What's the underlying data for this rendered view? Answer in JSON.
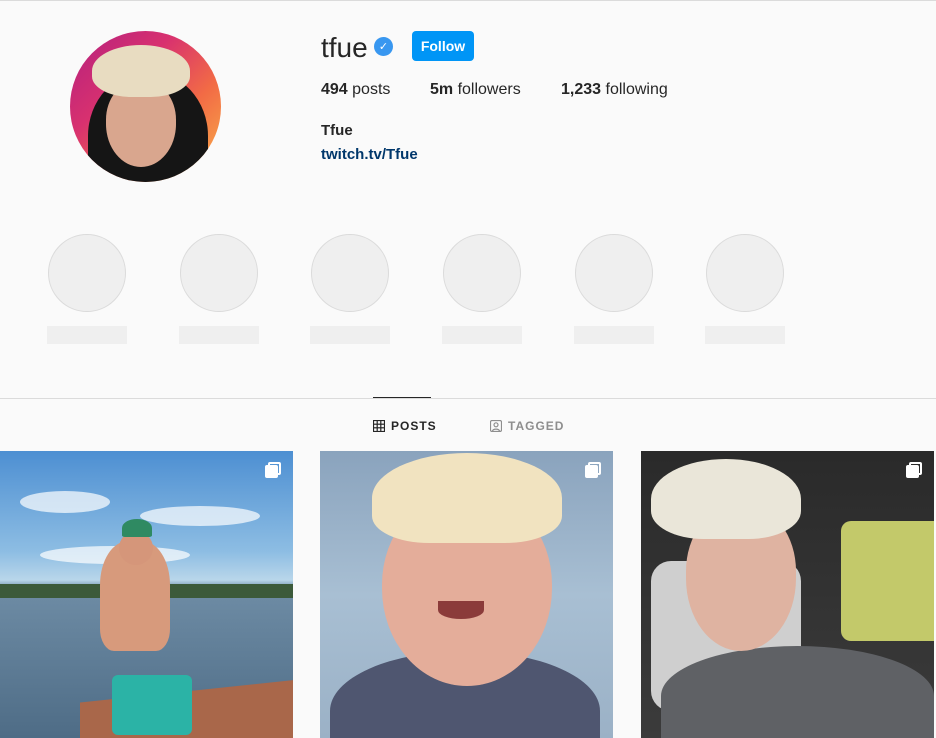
{
  "profile": {
    "username": "tfue",
    "verified_icon": "verified-badge-icon",
    "follow_label": "Follow",
    "stats": {
      "posts_count": "494",
      "posts_label": "posts",
      "followers_count": "5m",
      "followers_label": "followers",
      "following_count": "1,233",
      "following_label": "following"
    },
    "full_name": "Tfue",
    "link": "twitch.tv/Tfue"
  },
  "tabs": {
    "posts_label": "POSTS",
    "tagged_label": "TAGGED"
  },
  "colors": {
    "accent": "#0095f6",
    "link": "#00376b",
    "background": "#fafafa"
  }
}
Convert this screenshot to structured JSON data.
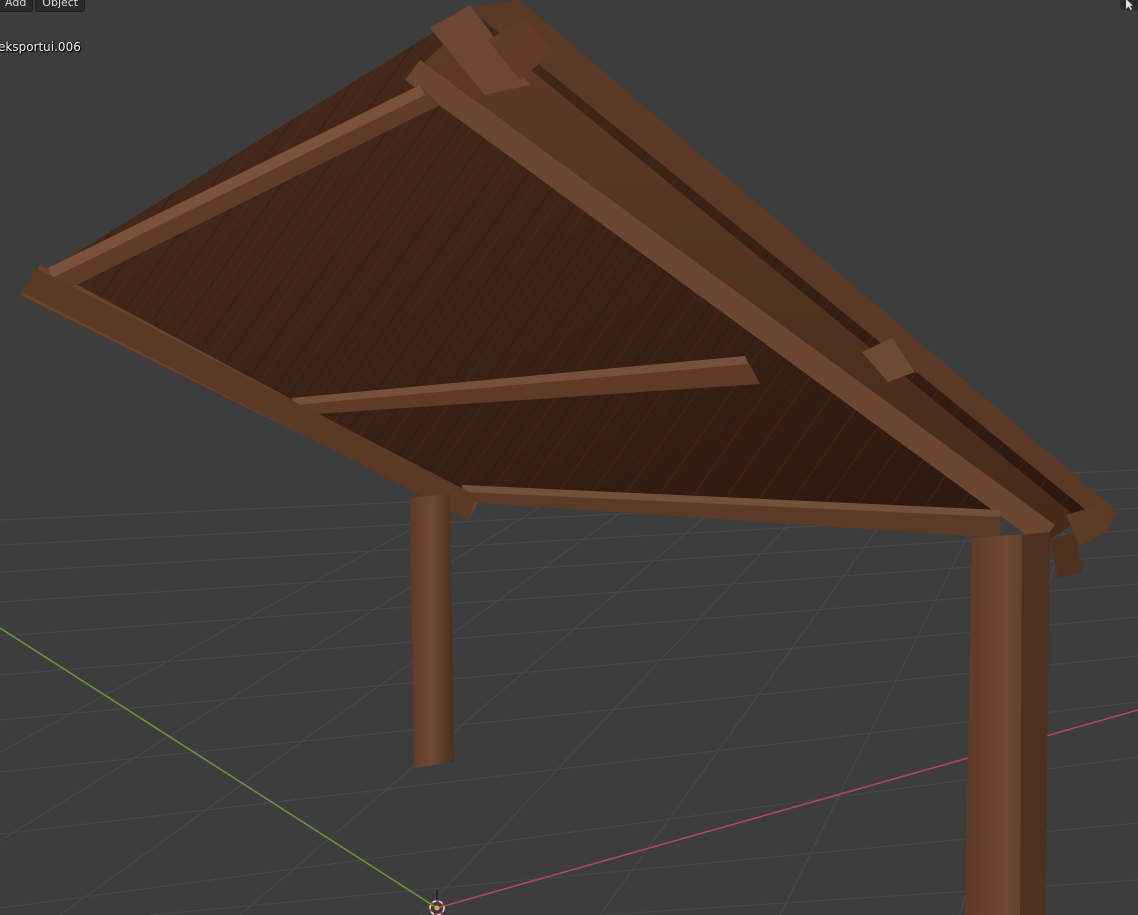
{
  "header": {
    "menus": [
      {
        "label": "Add"
      },
      {
        "label": "Object"
      }
    ]
  },
  "viewport": {
    "active_object_name": "eksportui.006",
    "axis_x_color": "#b04a55",
    "axis_y_color": "#6a9a3a",
    "grid_color": "#4a4a4a",
    "background_color": "#3d3d3d"
  },
  "icons": {
    "select_tool": "cursor-arrow-icon",
    "origin": "3d-cursor-icon"
  }
}
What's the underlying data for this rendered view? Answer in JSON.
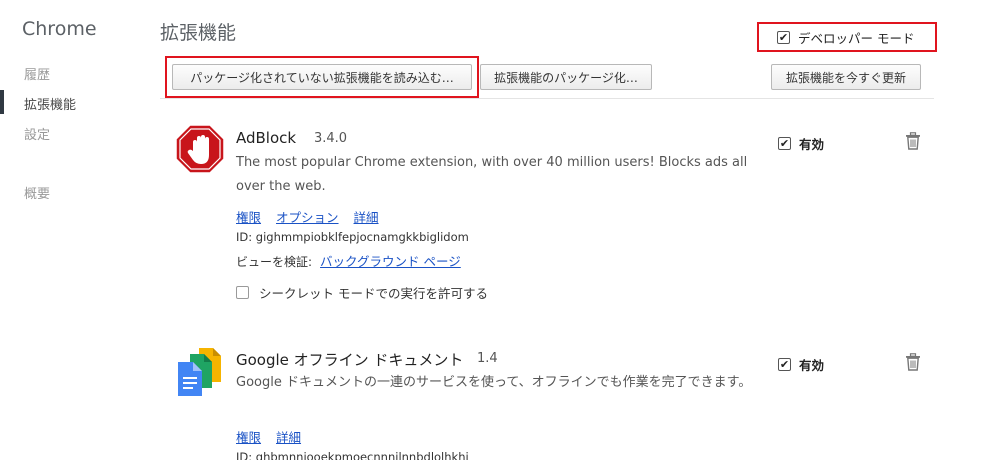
{
  "app": {
    "title": "Chrome"
  },
  "sidebar": {
    "items": [
      {
        "label": "履歴"
      },
      {
        "label": "拡張機能"
      },
      {
        "label": "設定"
      },
      {
        "label": "概要"
      }
    ]
  },
  "header": {
    "title": "拡張機能",
    "developer_mode": {
      "label": "デベロッパー モード",
      "checked": true
    }
  },
  "toolbar": {
    "load_unpacked": "パッケージ化されていない拡張機能を読み込む…",
    "pack_extension": "拡張機能のパッケージ化…",
    "update_now": "拡張機能を今すぐ更新"
  },
  "extensions": [
    {
      "name": "AdBlock",
      "version": "3.4.0",
      "description": "The most popular Chrome extension, with over 40 million users! Blocks ads all over the web.",
      "links": [
        "権限",
        "オプション",
        "詳細"
      ],
      "id_text": "ID: gighmmpiobklfepjocnamgkkbiglidom",
      "inspect_label": "ビューを検証:",
      "inspect_link": "バックグラウンド ページ",
      "incognito_label": "シークレット モードでの実行を許可する",
      "incognito_checked": false,
      "enabled_label": "有効",
      "enabled": true,
      "icon": "stop-hand-icon"
    },
    {
      "name": "Google オフライン ドキュメント",
      "version": "1.4",
      "description": "Google ドキュメントの一連のサービスを使って、オフラインでも作業を完了できます。",
      "links": [
        "権限",
        "詳細"
      ],
      "id_text": "ID: ghbmnnjooekpmoecnnnilnnbdlolhkhi",
      "enabled_label": "有効",
      "enabled": true,
      "icon": "google-docs-icon"
    }
  ],
  "colors": {
    "highlight_box": "#e0141e",
    "link": "#1a52c5",
    "adblock_red": "#c8151b"
  }
}
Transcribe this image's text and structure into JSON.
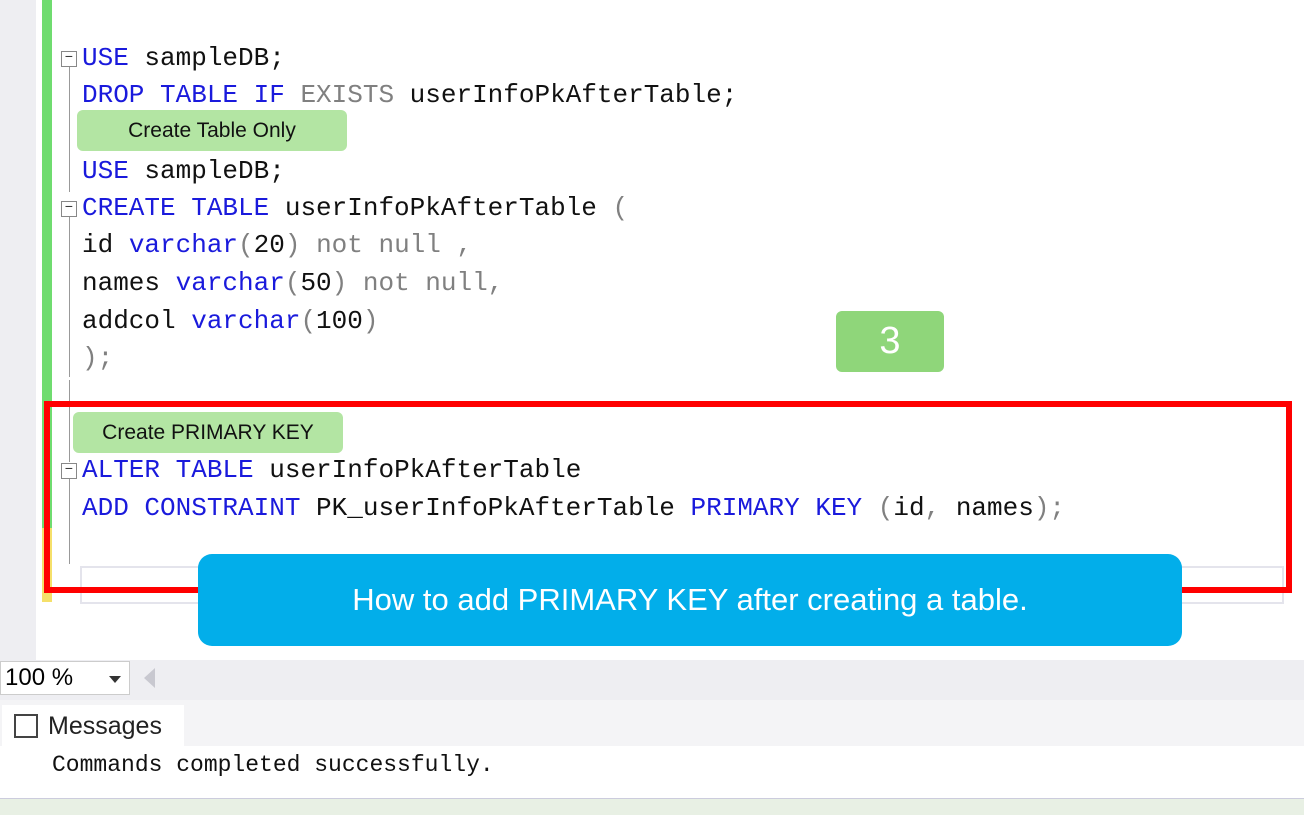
{
  "editor": {
    "lines": [
      [
        {
          "t": "USE",
          "c": "kw"
        },
        {
          "t": " sampleDB;",
          "c": "tx"
        }
      ],
      [
        {
          "t": "DROP TABLE IF",
          "c": "kw"
        },
        {
          "t": " EXISTS",
          "c": "gr"
        },
        {
          "t": " userInfoPkAfterTable;",
          "c": "tx"
        }
      ],
      [
        {
          "t": "USE",
          "c": "kw"
        },
        {
          "t": " sampleDB;",
          "c": "tx"
        }
      ],
      [
        {
          "t": "CREATE TABLE",
          "c": "kw"
        },
        {
          "t": " userInfoPkAfterTable ",
          "c": "tx"
        },
        {
          "t": "(",
          "c": "gr"
        }
      ],
      [
        {
          "t": "id ",
          "c": "tx"
        },
        {
          "t": "varchar",
          "c": "kw"
        },
        {
          "t": "(",
          "c": "gr"
        },
        {
          "t": "20",
          "c": "tx"
        },
        {
          "t": ") not null ,",
          "c": "gr"
        }
      ],
      [
        {
          "t": "names ",
          "c": "tx"
        },
        {
          "t": "varchar",
          "c": "kw"
        },
        {
          "t": "(",
          "c": "gr"
        },
        {
          "t": "50",
          "c": "tx"
        },
        {
          "t": ") not null,",
          "c": "gr"
        }
      ],
      [
        {
          "t": "addcol ",
          "c": "tx"
        },
        {
          "t": "varchar",
          "c": "kw"
        },
        {
          "t": "(",
          "c": "gr"
        },
        {
          "t": "100",
          "c": "tx"
        },
        {
          "t": ")",
          "c": "gr"
        }
      ],
      [
        {
          "t": ");",
          "c": "gr"
        }
      ],
      [
        {
          "t": "ALTER TABLE",
          "c": "kw"
        },
        {
          "t": " userInfoPkAfterTable",
          "c": "tx"
        }
      ],
      [
        {
          "t": "ADD CONSTRAINT",
          "c": "kw"
        },
        {
          "t": " PK_userInfoPkAfterTable ",
          "c": "tx"
        },
        {
          "t": "PRIMARY KEY",
          "c": "kw"
        },
        {
          "t": " (",
          "c": "gr"
        },
        {
          "t": "id",
          "c": "tx"
        },
        {
          "t": ", ",
          "c": "gr"
        },
        {
          "t": "names",
          "c": "tx"
        },
        {
          "t": ");",
          "c": "gr"
        }
      ]
    ]
  },
  "annotations": {
    "create_table_label": "Create Table Only",
    "create_pk_label": "Create PRIMARY KEY",
    "step_number": "3",
    "banner": "How to add PRIMARY KEY after creating a table."
  },
  "status": {
    "zoom": "100 %"
  },
  "results": {
    "tab_label": "Messages",
    "message": "Commands completed successfully."
  },
  "colors": {
    "keyword": "#1a1adc",
    "highlight_box": "#ff0000",
    "banner": "#02aeea",
    "tag": "#b3e5a3"
  }
}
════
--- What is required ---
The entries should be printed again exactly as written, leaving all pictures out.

--- Exercise result ---
What's the underlying data for this rendered view? Answer in JSON.
{
  "profile": {
    "username": "tfue",
    "verified_icon": "verified-badge-icon",
    "follow_label": "Follow",
    "stats": {
      "posts_count": "494",
      "posts_label": "posts",
      "followers_count": "5m",
      "followers_label": "followers",
      "following_count": "1,233",
      "following_label": "following"
    },
    "full_name": "Tfue",
    "link": "twitch.tv/Tfue"
  },
  "tabs": {
    "posts_label": "POSTS",
    "tagged_label": "TAGGED"
  },
  "colors": {
    "accent": "#0095f6",
    "link": "#00376b",
    "background": "#fafafa"
  }
}
Convert this screenshot to structured JSON data.
{
  "header": {
    "menus": [
      {
        "label": "Add"
      },
      {
        "label": "Object"
      }
    ]
  },
  "viewport": {
    "active_object_name": "eksportui.006",
    "axis_x_color": "#b04a55",
    "axis_y_color": "#6a9a3a",
    "grid_color": "#4a4a4a",
    "background_color": "#3d3d3d"
  },
  "icons": {
    "select_tool": "cursor-arrow-icon",
    "origin": "3d-cursor-icon"
  }
}
What's the underlying data for this rendered view? Answer in JSON.
{
  "app": {
    "title": "Chrome"
  },
  "sidebar": {
    "items": [
      {
        "label": "履歴"
      },
      {
        "label": "拡張機能"
      },
      {
        "label": "設定"
      },
      {
        "label": "概要"
      }
    ]
  },
  "header": {
    "title": "拡張機能",
    "developer_mode": {
      "label": "デベロッパー モード",
      "checked": true
    }
  },
  "toolbar": {
    "load_unpacked": "パッケージ化されていない拡張機能を読み込む…",
    "pack_extension": "拡張機能のパッケージ化…",
    "update_now": "拡張機能を今すぐ更新"
  },
  "extensions": [
    {
      "name": "AdBlock",
      "version": "3.4.0",
      "description": "The most popular Chrome extension, with over 40 million users! Blocks ads all over the web.",
      "links": [
        "権限",
        "オプション",
        "詳細"
      ],
      "id_text": "ID: gighmmpiobklfepjocnamgkkbiglidom",
      "inspect_label": "ビューを検証:",
      "inspect_link": "バックグラウンド ページ",
      "incognito_label": "シークレット モードでの実行を許可する",
      "incognito_checked": false,
      "enabled_label": "有効",
      "enabled": true,
      "icon": "stop-hand-icon"
    },
    {
      "name": "Google オフライン ドキュメント",
      "version": "1.4",
      "description": "Google ドキュメントの一連のサービスを使って、オフラインでも作業を完了できます。",
      "links": [
        "権限",
        "詳細"
      ],
      "id_text": "ID: ghbmnnjooekpmoecnnnilnnbdlolhkhi",
      "enabled_label": "有効",
      "enabled": true,
      "icon": "google-docs-icon"
    }
  ],
  "colors": {
    "highlight_box": "#e0141e",
    "link": "#1a52c5",
    "adblock_red": "#c8151b"
  }
}
Transcribe this image's text and structure into JSON.
{
  "editor": {
    "lines": [
      [
        {
          "t": "USE",
          "c": "kw"
        },
        {
          "t": " sampleDB;",
          "c": "tx"
        }
      ],
      [
        {
          "t": "DROP TABLE IF",
          "c": "kw"
        },
        {
          "t": " EXISTS",
          "c": "gr"
        },
        {
          "t": " userInfoPkAfterTable;",
          "c": "tx"
        }
      ],
      [
        {
          "t": "USE",
          "c": "kw"
        },
        {
          "t": " sampleDB;",
          "c": "tx"
        }
      ],
      [
        {
          "t": "CREATE TABLE",
          "c": "kw"
        },
        {
          "t": " userInfoPkAfterTable ",
          "c": "tx"
        },
        {
          "t": "(",
          "c": "gr"
        }
      ],
      [
        {
          "t": "id ",
          "c": "tx"
        },
        {
          "t": "varchar",
          "c": "kw"
        },
        {
          "t": "(",
          "c": "gr"
        },
        {
          "t": "20",
          "c": "tx"
        },
        {
          "t": ") not null ,",
          "c": "gr"
        }
      ],
      [
        {
          "t": "names ",
          "c": "tx"
        },
        {
          "t": "varchar",
          "c": "kw"
        },
        {
          "t": "(",
          "c": "gr"
        },
        {
          "t": "50",
          "c": "tx"
        },
        {
          "t": ") not null,",
          "c": "gr"
        }
      ],
      [
        {
          "t": "addcol ",
          "c": "tx"
        },
        {
          "t": "varchar",
          "c": "kw"
        },
        {
          "t": "(",
          "c": "gr"
        },
        {
          "t": "100",
          "c": "tx"
        },
        {
          "t": ")",
          "c": "gr"
        }
      ],
      [
        {
          "t": ");",
          "c": "gr"
        }
      ],
      [
        {
          "t": "ALTER TABLE",
          "c": "kw"
        },
        {
          "t": " userInfoPkAfterTable",
          "c": "tx"
        }
      ],
      [
        {
          "t": "ADD CONSTRAINT",
          "c": "kw"
        },
        {
          "t": " PK_userInfoPkAfterTable ",
          "c": "tx"
        },
        {
          "t": "PRIMARY KEY",
          "c": "kw"
        },
        {
          "t": " (",
          "c": "gr"
        },
        {
          "t": "id",
          "c": "tx"
        },
        {
          "t": ", ",
          "c": "gr"
        },
        {
          "t": "names",
          "c": "tx"
        },
        {
          "t": ");",
          "c": "gr"
        }
      ]
    ]
  },
  "annotations": {
    "create_table_label": "Create Table Only",
    "create_pk_label": "Create PRIMARY KEY",
    "step_number": "3",
    "banner": "How to add PRIMARY KEY after creating a table."
  },
  "status": {
    "zoom": "100 %"
  },
  "results": {
    "tab_label": "Messages",
    "message": "Commands completed successfully."
  },
  "colors": {
    "keyword": "#1a1adc",
    "highlight_box": "#ff0000",
    "banner": "#02aeea",
    "tag": "#b3e5a3"
  }
}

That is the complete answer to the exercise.